The technology itself can help organizations improve their internal data curation processes and maintain better links between, for instance, digitized objects and their descriptions, and improve data publishing processes within the organization, even in a context where all the data isn’t necessarily open. Cultural organizations will be able to make use of mainstream technologies to manage their data. Today's library technology is specific to library data formats, leading to the existence of a special Integrated Library Systems industry specific to libraries. Library system vendors will benefit from the adoption of mainstream technology as it will give them an opportunity to broaden their user base. The fact of not being tied to the library-specific data formats will be a benefit to developers.

Linked Data may be a first step toward an "in the cloud" approach to managing cultural information -- one which will be more cost-effective than individual systems in institutions. This approach will make it possible for small institutions or individual projects to be visible and connected, with reduced infrastructure costs.

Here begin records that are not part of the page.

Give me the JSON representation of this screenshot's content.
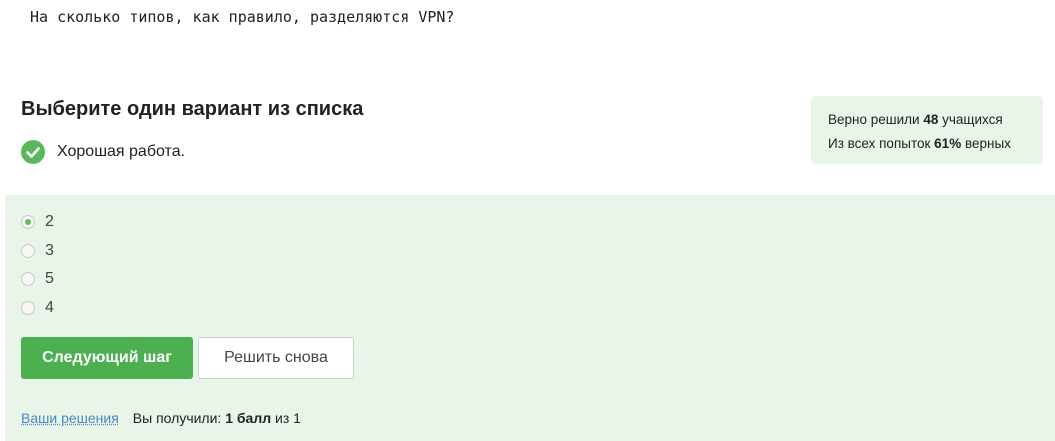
{
  "question": "На сколько типов, как правило, разделяются VPN?",
  "quiz": {
    "title": "Выберите один вариант из списка",
    "feedback": "Хорошая работа.",
    "check_icon": "check-circle-icon"
  },
  "stats": {
    "line1_prefix": "Верно решили",
    "line1_value": "48",
    "line1_suffix": "учащихся",
    "line2_prefix": "Из всех попыток",
    "line2_value": "61%",
    "line2_suffix": "верных"
  },
  "options": [
    {
      "label": "2",
      "selected": true
    },
    {
      "label": "3",
      "selected": false
    },
    {
      "label": "5",
      "selected": false
    },
    {
      "label": "4",
      "selected": false
    }
  ],
  "buttons": {
    "next": "Следующий шаг",
    "retry": "Решить снова"
  },
  "footer": {
    "solutions_link": "Ваши решения",
    "score_prefix": "Вы получили:",
    "score_value": "1 балл",
    "score_middle": "из",
    "score_max": "1"
  },
  "colors": {
    "accent": "#4caf50",
    "panel_bg": "#e9f5e9",
    "link": "#4a86c5"
  }
}
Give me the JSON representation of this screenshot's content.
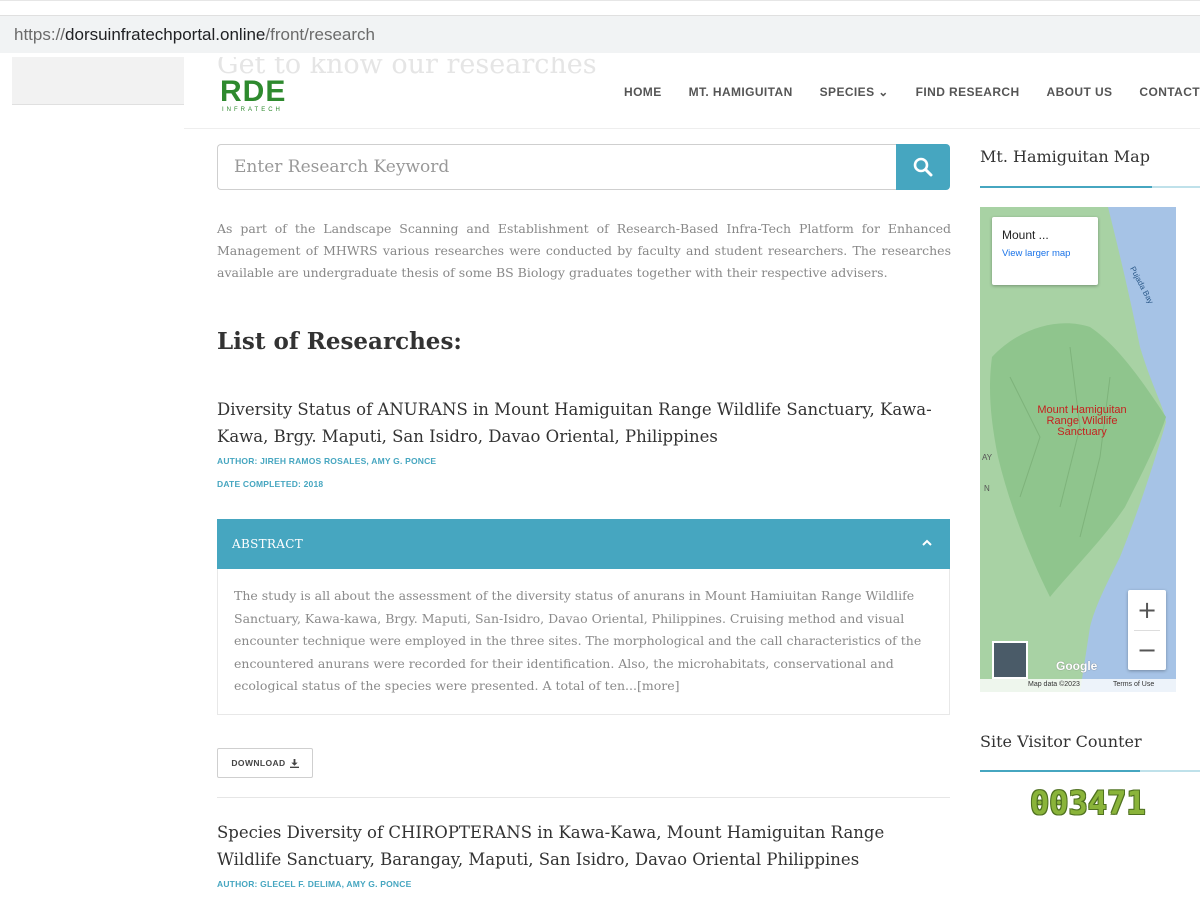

Moreover, in an open data context, these institutions will gain greater visibility on the Web, which is where most information seekers may be found. The focus on identifiers allows descriptions to be tailored to specific communities such as museums, archives, galleries, and audiovisual archives. The openness of data is more an opportunity than a threat. Clarification of the licensing conditions of descriptive metadata facilitates its reuse and improves institutional visibility. Data thus exposed will be put to unexpected uses, as in the adage: “The best thing to do to your data will be thought of by somebody else.”

Benefits to Librarians, Archivists and Curators

The benefits to Patrons and Organizations will also have a direct impact on library and memory-institution professionals. By using Linked Data, memory institutions will create an open, global pool of shared data that can be used and re-used to describe resources, with a limited amount of redundant effort compared with current cataloguing processes.

The use of the Web and Web-based identifiers will make up-to-date resource descriptions directly citable by cataloguers. The use of shared identifiers will allow them to pull together descriptions for resources outside their domain environment, across all cultural heritage datasets, and even the web at large. They will be able to concentrate their effort on their domain of local expertise, rather than having to re-create existing descriptions that have been already elaborated by others.

History shows that all technologies are transitory, and the history of information technology suggests that specific data formats are especially short-lived. By making a clean distinction between the meaning of data ("semantics") and specific data structures ("syntax" or "formats"), Linked Data will lead to the creation of better, more durable descriptive standards.

Benefits to Developers and Vendors

Library developers and vendors will directly benefit from not being tied to library-specific data formats. Linked Data methods support the retrieval and re-mixing of data in a way that is consistent across all metadata providers. Instead of requiring data to be accessed using library-centric protocols (e.g., Z39.50), linked data uses well-known standard Web protocols (e.g., HTTP). Developers will also no longer have to work with library-specific data formats such as MARC, which require custom software tools and applications. Linked Data methods involve pushing data onto the Web in a form that is understandable to Web applications. Library vendors that support Linked Data will be able to market their products outside of the library world, while vendors outside the library world may be able to adapt their more generic products to the specific requirements of libraries. By leveraging RDF and HTTP, library developers are freed from the need to use domain-specific software, opening a growing range of generic tools, much of which are open-source. Thus they will find it much easier to build new services on top of their data. This also opens up a much larger developer community to provide support to IT professional in libraries. In a sea of RDF triples, no developer is an island.